- Ready in: 1 hour 15 minutes
- Serves: 4
- Complexity: very easy
- kcal: 284
- 2 cups parboiled white rice
- 4 cups tomato sauce
- 1 tbsp tomato paste
- 1 onion
- 4 OXO cubes
- 1 tbsp SIDS SALT & PEPPER
- 1 tbsp cajun seasoning
- 1 cup mixed vegetables
- 1 cup diced chicken
- ½ tsp SIDS CRAZY SALT
- ½ cup rice bran oil
- 2 cups water
Dice the onion. Heat the oil on medium heat and add the onions and SIDS SALT & PEPPER. Add in the tomato sauce, tomato paste, chicken, SIDS CRAZY SALT and let it cook. You will know when the tomato starts cooking because it will start to clump together.
Note: Taste your stew. Your jollof rice is only as delicious as your stew is. It needs to be sweeter than normal to compensate for the rice you’re about to add, so if it’s a bit too ‘sweet’ now, it’s okay.
Something seemingly strange happens now - we add water to the stew we just cooked. This is so there’s enough moisture to cook the rice. Add in the mixed vegetables and rice now as well. Stir everything together once and then cover until the water is dry.
Note: Do not open till the water is dry. I try to use a pot that has a glass cover so I can see. The steam cooks the rice. It is important to prevent steam from escaping till the rice is cooked.
Once dry, and the rice is cooked, stir everything up, turn off the heat and open the cover and let it air out for a few minutes.
Hint: Save some for the next day, Jollof rice tastes even better the next day.
History: Jollof rice is one of the most common dishes in West Africa. There are several regional variations in name and ingredients, for example, in Mali it is called zaamè in Bamanankan. The dish's most common name of Jollof derives from the name of the Wolof people, though in Senegal and Gambia the dish is referred to in Wolof as ceebu jën or benachin. In French-speaking areas, it is called riz au gras. Despite the variations, the dish is "mutually intelligible" across the regions had become the best known African dish outside the continent.
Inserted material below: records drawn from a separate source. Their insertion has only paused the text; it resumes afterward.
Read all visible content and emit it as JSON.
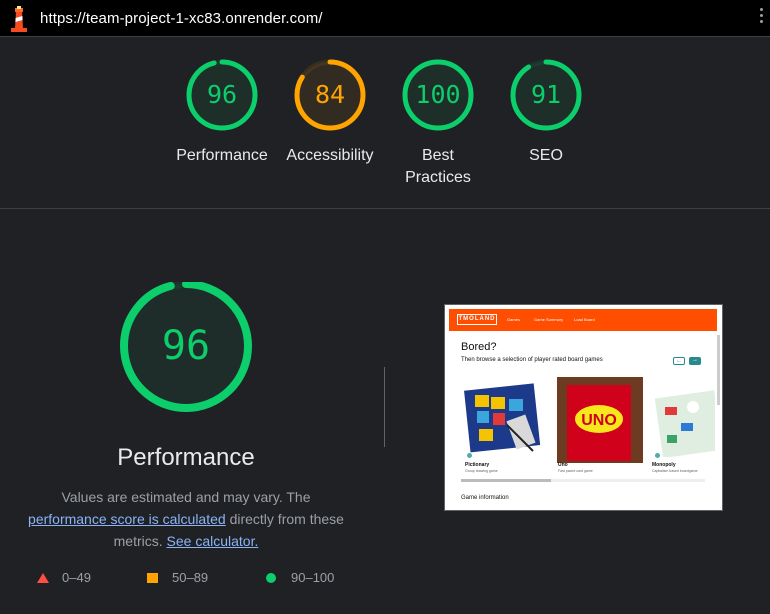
{
  "browser": {
    "url": "https://team-project-1-xc83.onrender.com/"
  },
  "categories": [
    {
      "label": "Performance",
      "score": "96",
      "value": 96,
      "color": "#0cce6b"
    },
    {
      "label": "Accessibility",
      "score": "84",
      "value": 84,
      "color": "#ffa400"
    },
    {
      "label": "Best\nPractices",
      "label_line1": "Best",
      "label_line2": "Practices",
      "score": "100",
      "value": 100,
      "color": "#0cce6b"
    },
    {
      "label": "SEO",
      "score": "91",
      "value": 91,
      "color": "#0cce6b"
    }
  ],
  "detail": {
    "score": "96",
    "value": 96,
    "title": "Performance",
    "desc_part1": "Values are estimated and may vary. The ",
    "desc_link1": "performance score is calculated",
    "desc_part2": " directly from these metrics. ",
    "desc_link2": "See calculator.",
    "color": "#0cce6b"
  },
  "legend": [
    {
      "range": "0–49",
      "shape": "triangle",
      "color": "#ff4e42"
    },
    {
      "range": "50–89",
      "shape": "square",
      "color": "#ffa400"
    },
    {
      "range": "90–100",
      "shape": "circle",
      "color": "#0cce6b"
    }
  ],
  "screenshot": {
    "logo": "TMOLAND",
    "nav": [
      "Games",
      "Game Summary",
      "Load Board"
    ],
    "heading": "Bored?",
    "subheading": "Then browse a selection of player rated board games",
    "prev": "←",
    "next": "→",
    "cards": [
      {
        "title": "Pictionary",
        "sub": "Group drawing game"
      },
      {
        "title": "Uno",
        "sub": "Fast paced card game"
      },
      {
        "title": "Monopoly",
        "sub": "Capitalism based boardgame"
      }
    ],
    "card_image_text": "UNO",
    "section": "Game information"
  }
}
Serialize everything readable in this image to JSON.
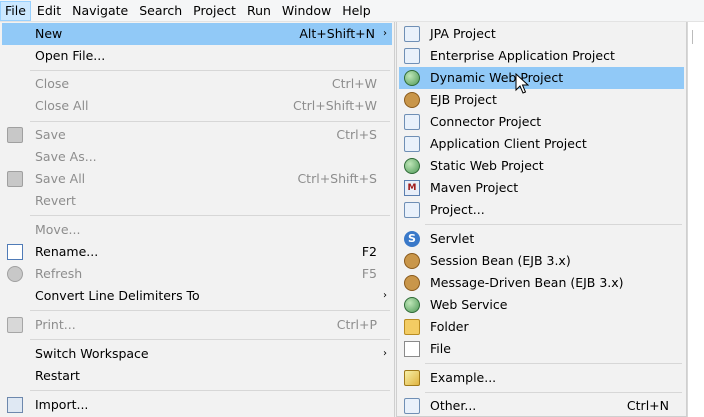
{
  "menubar": {
    "items": [
      "File",
      "Edit",
      "Navigate",
      "Search",
      "Project",
      "Run",
      "Window",
      "Help"
    ]
  },
  "file_menu": {
    "new": {
      "label": "New",
      "shortcut": "Alt+Shift+N",
      "arrow": "›"
    },
    "open_file": {
      "label": "Open File..."
    },
    "close": {
      "label": "Close",
      "shortcut": "Ctrl+W"
    },
    "close_all": {
      "label": "Close All",
      "shortcut": "Ctrl+Shift+W"
    },
    "save": {
      "label": "Save",
      "shortcut": "Ctrl+S"
    },
    "save_as": {
      "label": "Save As..."
    },
    "save_all": {
      "label": "Save All",
      "shortcut": "Ctrl+Shift+S"
    },
    "revert": {
      "label": "Revert"
    },
    "move": {
      "label": "Move..."
    },
    "rename": {
      "label": "Rename...",
      "shortcut": "F2"
    },
    "refresh": {
      "label": "Refresh",
      "shortcut": "F5"
    },
    "convert": {
      "label": "Convert Line Delimiters To",
      "arrow": "›"
    },
    "print": {
      "label": "Print...",
      "shortcut": "Ctrl+P"
    },
    "switch_workspace": {
      "label": "Switch Workspace",
      "arrow": "›"
    },
    "restart": {
      "label": "Restart"
    },
    "import": {
      "label": "Import..."
    }
  },
  "new_submenu": {
    "items": [
      {
        "label": "JPA Project"
      },
      {
        "label": "Enterprise Application Project"
      },
      {
        "label": "Dynamic Web Project"
      },
      {
        "label": "EJB Project"
      },
      {
        "label": "Connector Project"
      },
      {
        "label": "Application Client Project"
      },
      {
        "label": "Static Web Project"
      },
      {
        "label": "Maven Project"
      },
      {
        "label": "Project..."
      },
      {
        "label": "Servlet"
      },
      {
        "label": "Session Bean (EJB 3.x)"
      },
      {
        "label": "Message-Driven Bean (EJB 3.x)"
      },
      {
        "label": "Web Service"
      },
      {
        "label": "Folder"
      },
      {
        "label": "File"
      },
      {
        "label": "Example..."
      },
      {
        "label": "Other...",
        "shortcut": "Ctrl+N"
      }
    ]
  },
  "colors": {
    "highlight": "#91c9f7",
    "menu_bg": "#f2f2f2",
    "disabled_text": "#8d8d8d"
  }
}
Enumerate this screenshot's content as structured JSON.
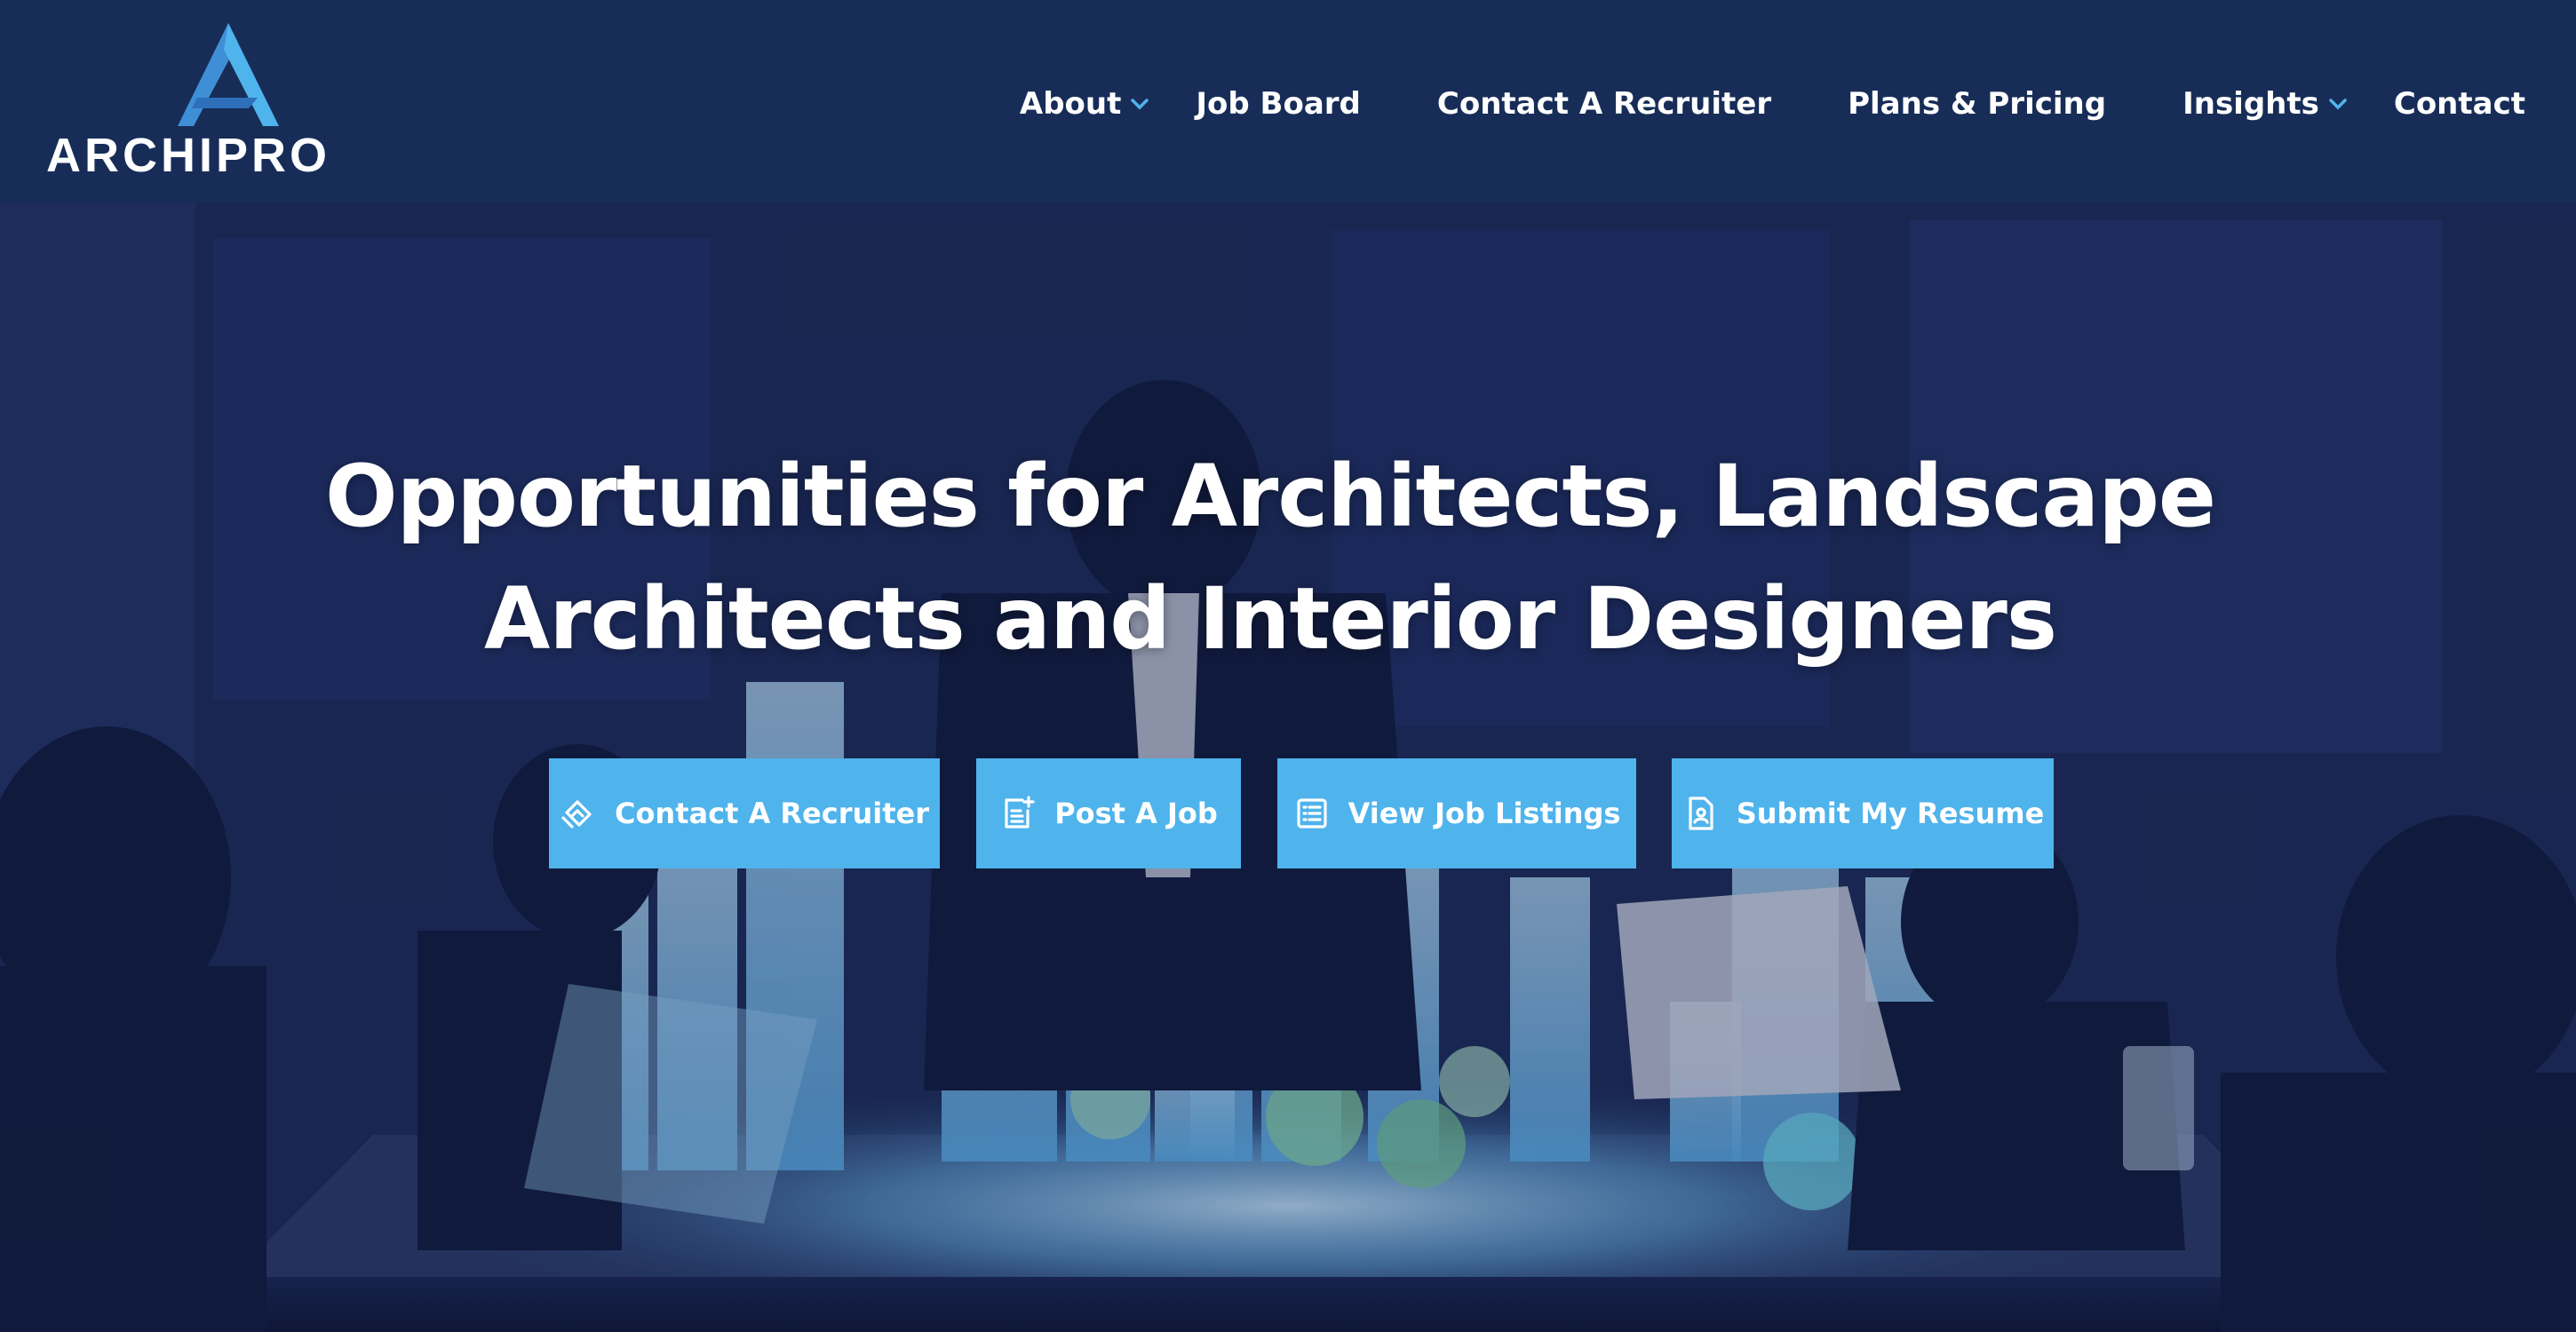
{
  "brand": {
    "name": "ARCHIPRO",
    "accent": "#4fb3ec",
    "header_bg": "#172d58",
    "logo_icon": "archipro-a-logo"
  },
  "nav": {
    "items": [
      {
        "label": "About",
        "has_dropdown": true,
        "icon": "chevron-down-icon"
      },
      {
        "label": "Job Board",
        "has_dropdown": false
      },
      {
        "label": "Contact A Recruiter",
        "has_dropdown": false
      },
      {
        "label": "Plans & Pricing",
        "has_dropdown": false
      },
      {
        "label": "Insights",
        "has_dropdown": true,
        "icon": "chevron-down-icon"
      },
      {
        "label": "Contact",
        "has_dropdown": false
      }
    ]
  },
  "hero": {
    "title_line1": "Opportunities for Architects, Landscape",
    "title_line2": "Architects and Interior Designers",
    "background": "team-around-holographic-city-model",
    "ctas": [
      {
        "label": "Contact A Recruiter",
        "icon": "handshake-icon"
      },
      {
        "label": "Post A Job",
        "icon": "add-document-icon"
      },
      {
        "label": "View Job Listings",
        "icon": "list-icon"
      },
      {
        "label": "Submit My Resume",
        "icon": "resume-icon"
      }
    ]
  }
}
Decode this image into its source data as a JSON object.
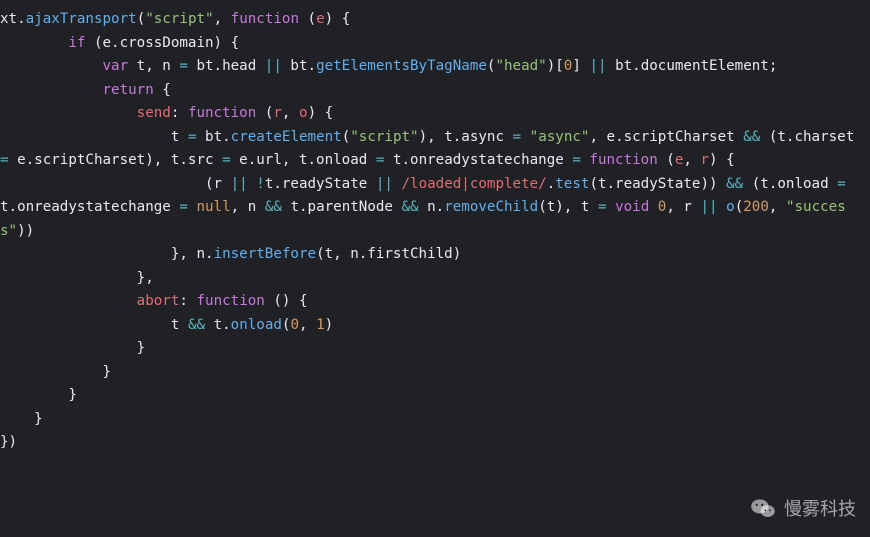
{
  "watermark": {
    "text": "慢雾科技"
  },
  "code": {
    "tokens": [
      {
        "t": "xt",
        "c": "w"
      },
      {
        "t": ".",
        "c": "w"
      },
      {
        "t": "ajaxTransport",
        "c": "fn"
      },
      {
        "t": "(",
        "c": "w"
      },
      {
        "t": "\"script\"",
        "c": "str"
      },
      {
        "t": ", ",
        "c": "w"
      },
      {
        "t": "function",
        "c": "kw"
      },
      {
        "t": " (",
        "c": "w"
      },
      {
        "t": "e",
        "c": "prm"
      },
      {
        "t": ") {",
        "c": "w"
      },
      {
        "t": "\n",
        "c": "w"
      },
      {
        "t": "        ",
        "c": "w"
      },
      {
        "t": "if",
        "c": "kw"
      },
      {
        "t": " (e.crossDomain) {",
        "c": "w"
      },
      {
        "t": "\n",
        "c": "w"
      },
      {
        "t": "            ",
        "c": "w"
      },
      {
        "t": "var",
        "c": "kw"
      },
      {
        "t": " t, n ",
        "c": "w"
      },
      {
        "t": "=",
        "c": "op"
      },
      {
        "t": " bt.head ",
        "c": "w"
      },
      {
        "t": "||",
        "c": "op"
      },
      {
        "t": " bt.",
        "c": "w"
      },
      {
        "t": "getElementsByTagName",
        "c": "fn"
      },
      {
        "t": "(",
        "c": "w"
      },
      {
        "t": "\"head\"",
        "c": "str"
      },
      {
        "t": ")[",
        "c": "w"
      },
      {
        "t": "0",
        "c": "num"
      },
      {
        "t": "] ",
        "c": "w"
      },
      {
        "t": "||",
        "c": "op"
      },
      {
        "t": " bt.documentElement;",
        "c": "w"
      },
      {
        "t": "\n",
        "c": "w"
      },
      {
        "t": "            ",
        "c": "w"
      },
      {
        "t": "return",
        "c": "kw"
      },
      {
        "t": " {",
        "c": "w"
      },
      {
        "t": "\n",
        "c": "w"
      },
      {
        "t": "                ",
        "c": "w"
      },
      {
        "t": "send",
        "c": "prop"
      },
      {
        "t": ": ",
        "c": "w"
      },
      {
        "t": "function",
        "c": "kw"
      },
      {
        "t": " (",
        "c": "w"
      },
      {
        "t": "r",
        "c": "prm"
      },
      {
        "t": ", ",
        "c": "w"
      },
      {
        "t": "o",
        "c": "prm"
      },
      {
        "t": ") {",
        "c": "w"
      },
      {
        "t": "\n",
        "c": "w"
      },
      {
        "t": "                    t ",
        "c": "w"
      },
      {
        "t": "=",
        "c": "op"
      },
      {
        "t": " bt.",
        "c": "w"
      },
      {
        "t": "createElement",
        "c": "fn"
      },
      {
        "t": "(",
        "c": "w"
      },
      {
        "t": "\"script\"",
        "c": "str"
      },
      {
        "t": "), t.async ",
        "c": "w"
      },
      {
        "t": "=",
        "c": "op"
      },
      {
        "t": " ",
        "c": "w"
      },
      {
        "t": "\"async\"",
        "c": "str"
      },
      {
        "t": ", e.scriptCharset ",
        "c": "w"
      },
      {
        "t": "&&",
        "c": "op"
      },
      {
        "t": " (t.charset ",
        "c": "w"
      },
      {
        "t": "=",
        "c": "op"
      },
      {
        "t": " e.scriptCharset), t.src ",
        "c": "w"
      },
      {
        "t": "=",
        "c": "op"
      },
      {
        "t": " e.url, t.onload ",
        "c": "w"
      },
      {
        "t": "=",
        "c": "op"
      },
      {
        "t": " t.onreadystatechange ",
        "c": "w"
      },
      {
        "t": "=",
        "c": "op"
      },
      {
        "t": " ",
        "c": "w"
      },
      {
        "t": "function",
        "c": "kw"
      },
      {
        "t": " (",
        "c": "w"
      },
      {
        "t": "e",
        "c": "prm"
      },
      {
        "t": ", ",
        "c": "w"
      },
      {
        "t": "r",
        "c": "prm"
      },
      {
        "t": ") {",
        "c": "w"
      },
      {
        "t": "\n",
        "c": "w"
      },
      {
        "t": "                        (r ",
        "c": "w"
      },
      {
        "t": "||",
        "c": "op"
      },
      {
        "t": " ",
        "c": "w"
      },
      {
        "t": "!",
        "c": "op"
      },
      {
        "t": "t.readyState ",
        "c": "w"
      },
      {
        "t": "||",
        "c": "op"
      },
      {
        "t": " ",
        "c": "w"
      },
      {
        "t": "/loaded|complete/",
        "c": "rgx"
      },
      {
        "t": ".",
        "c": "w"
      },
      {
        "t": "test",
        "c": "fn"
      },
      {
        "t": "(t.readyState)) ",
        "c": "w"
      },
      {
        "t": "&&",
        "c": "op"
      },
      {
        "t": " (t.onload ",
        "c": "w"
      },
      {
        "t": "=",
        "c": "op"
      },
      {
        "t": " t.onreadystatechange ",
        "c": "w"
      },
      {
        "t": "=",
        "c": "op"
      },
      {
        "t": " ",
        "c": "w"
      },
      {
        "t": "null",
        "c": "cnst"
      },
      {
        "t": ", n ",
        "c": "w"
      },
      {
        "t": "&&",
        "c": "op"
      },
      {
        "t": " t.parentNode ",
        "c": "w"
      },
      {
        "t": "&&",
        "c": "op"
      },
      {
        "t": " n.",
        "c": "w"
      },
      {
        "t": "removeChild",
        "c": "fn"
      },
      {
        "t": "(t), t ",
        "c": "w"
      },
      {
        "t": "=",
        "c": "op"
      },
      {
        "t": " ",
        "c": "w"
      },
      {
        "t": "void",
        "c": "kw"
      },
      {
        "t": " ",
        "c": "w"
      },
      {
        "t": "0",
        "c": "num"
      },
      {
        "t": ", r ",
        "c": "w"
      },
      {
        "t": "||",
        "c": "op"
      },
      {
        "t": " ",
        "c": "w"
      },
      {
        "t": "o",
        "c": "fn"
      },
      {
        "t": "(",
        "c": "w"
      },
      {
        "t": "200",
        "c": "num"
      },
      {
        "t": ", ",
        "c": "w"
      },
      {
        "t": "\"success\"",
        "c": "str"
      },
      {
        "t": "))",
        "c": "w"
      },
      {
        "t": "\n",
        "c": "w"
      },
      {
        "t": "                    }, n.",
        "c": "w"
      },
      {
        "t": "insertBefore",
        "c": "fn"
      },
      {
        "t": "(t, n.firstChild)",
        "c": "w"
      },
      {
        "t": "\n",
        "c": "w"
      },
      {
        "t": "                },",
        "c": "w"
      },
      {
        "t": "\n",
        "c": "w"
      },
      {
        "t": "                ",
        "c": "w"
      },
      {
        "t": "abort",
        "c": "prop"
      },
      {
        "t": ": ",
        "c": "w"
      },
      {
        "t": "function",
        "c": "kw"
      },
      {
        "t": " () {",
        "c": "w"
      },
      {
        "t": "\n",
        "c": "w"
      },
      {
        "t": "                    t ",
        "c": "w"
      },
      {
        "t": "&&",
        "c": "op"
      },
      {
        "t": " t.",
        "c": "w"
      },
      {
        "t": "onload",
        "c": "fn"
      },
      {
        "t": "(",
        "c": "w"
      },
      {
        "t": "0",
        "c": "num"
      },
      {
        "t": ", ",
        "c": "w"
      },
      {
        "t": "1",
        "c": "num"
      },
      {
        "t": ")",
        "c": "w"
      },
      {
        "t": "\n",
        "c": "w"
      },
      {
        "t": "                }",
        "c": "w"
      },
      {
        "t": "\n",
        "c": "w"
      },
      {
        "t": "            }",
        "c": "w"
      },
      {
        "t": "\n",
        "c": "w"
      },
      {
        "t": "        }",
        "c": "w"
      },
      {
        "t": "\n",
        "c": "w"
      },
      {
        "t": "    }",
        "c": "w"
      },
      {
        "t": "\n",
        "c": "w"
      },
      {
        "t": "})",
        "c": "w"
      }
    ]
  }
}
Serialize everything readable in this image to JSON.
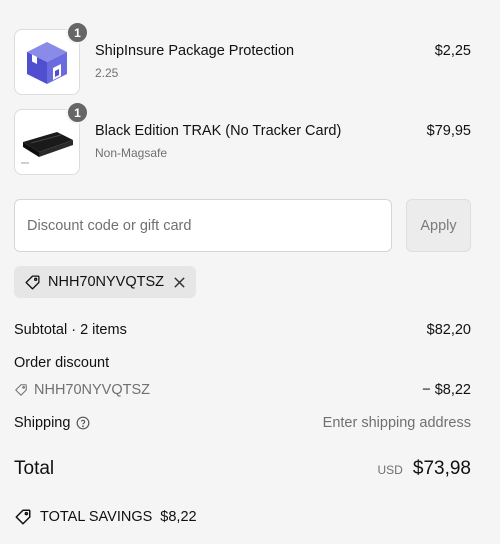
{
  "items": [
    {
      "name": "ShipInsure Package Protection",
      "variant": "2.25",
      "price": "$2,25",
      "quantity": "1",
      "thumbnail_icon": "package-box-icon"
    },
    {
      "name": "Black Edition TRAK (No Tracker Card)",
      "variant": "Non-Magsafe",
      "price": "$79,95",
      "quantity": "1",
      "thumbnail_icon": "black-wallet-product-icon"
    }
  ],
  "discount": {
    "placeholder": "Discount code or gift card",
    "value": "",
    "apply_label": "Apply",
    "applied_code": "NHH70NYVQTSZ"
  },
  "summary": {
    "subtotal_label": "Subtotal · 2 items",
    "subtotal_value": "$82,20",
    "order_discount_label": "Order discount",
    "order_discount_code": "NHH70NYVQTSZ",
    "order_discount_value": "− $8,22",
    "shipping_label": "Shipping",
    "shipping_value": "Enter shipping address",
    "total_label": "Total",
    "total_currency": "USD",
    "total_value": "$73,98",
    "savings_label": "TOTAL SAVINGS",
    "savings_value": "$8,22"
  },
  "colors": {
    "background": "#f5f5f5",
    "badge": "#666666",
    "box_icon": "#5b5bd6",
    "muted_text": "#707070"
  }
}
Based on its name, the origins of jollof rice can be traced to the Senegambian region that was ruled by the Jolof Empire. Food and agriculture historian James C. McCann considers this claim plausible given the popularity of rice in the upper Niger valley, but considers it unlikely that the dish could have spread from Senegal to its current range since such a diffusion is not seen in "linguistic, historical or political patterns". Instead he proposes that the dish spread with the Mali empire, especially the Djula tradespeople who dispersed widely to the regional commercial and urban centers, taking with them economic arts of "blacksmithing, small-scale marketing, and rice agronomy" as well as the religion of Islam. Marc Dufumier, Emeritus Professor of Agronomy, proposes a more recent origin for the dish, which may only have appeared as a consequence of the colonial promotion of intensive peanut cropping in central Senegal for the French oil industry, and where commensurate reduction in the planted area of traditional millet and sorghum staples was compensated by forced imports of broken rice from Southeast Asia. It may then have spread throughout the region through the historical commercial, cultural and religious channels linking Senegal with Ghana, Nigeria and beyond, many of which continue to thrive today, such as the Tijāniyyah Sufi brotherhood bringing thousands of West African pilgrims to Senegal annually.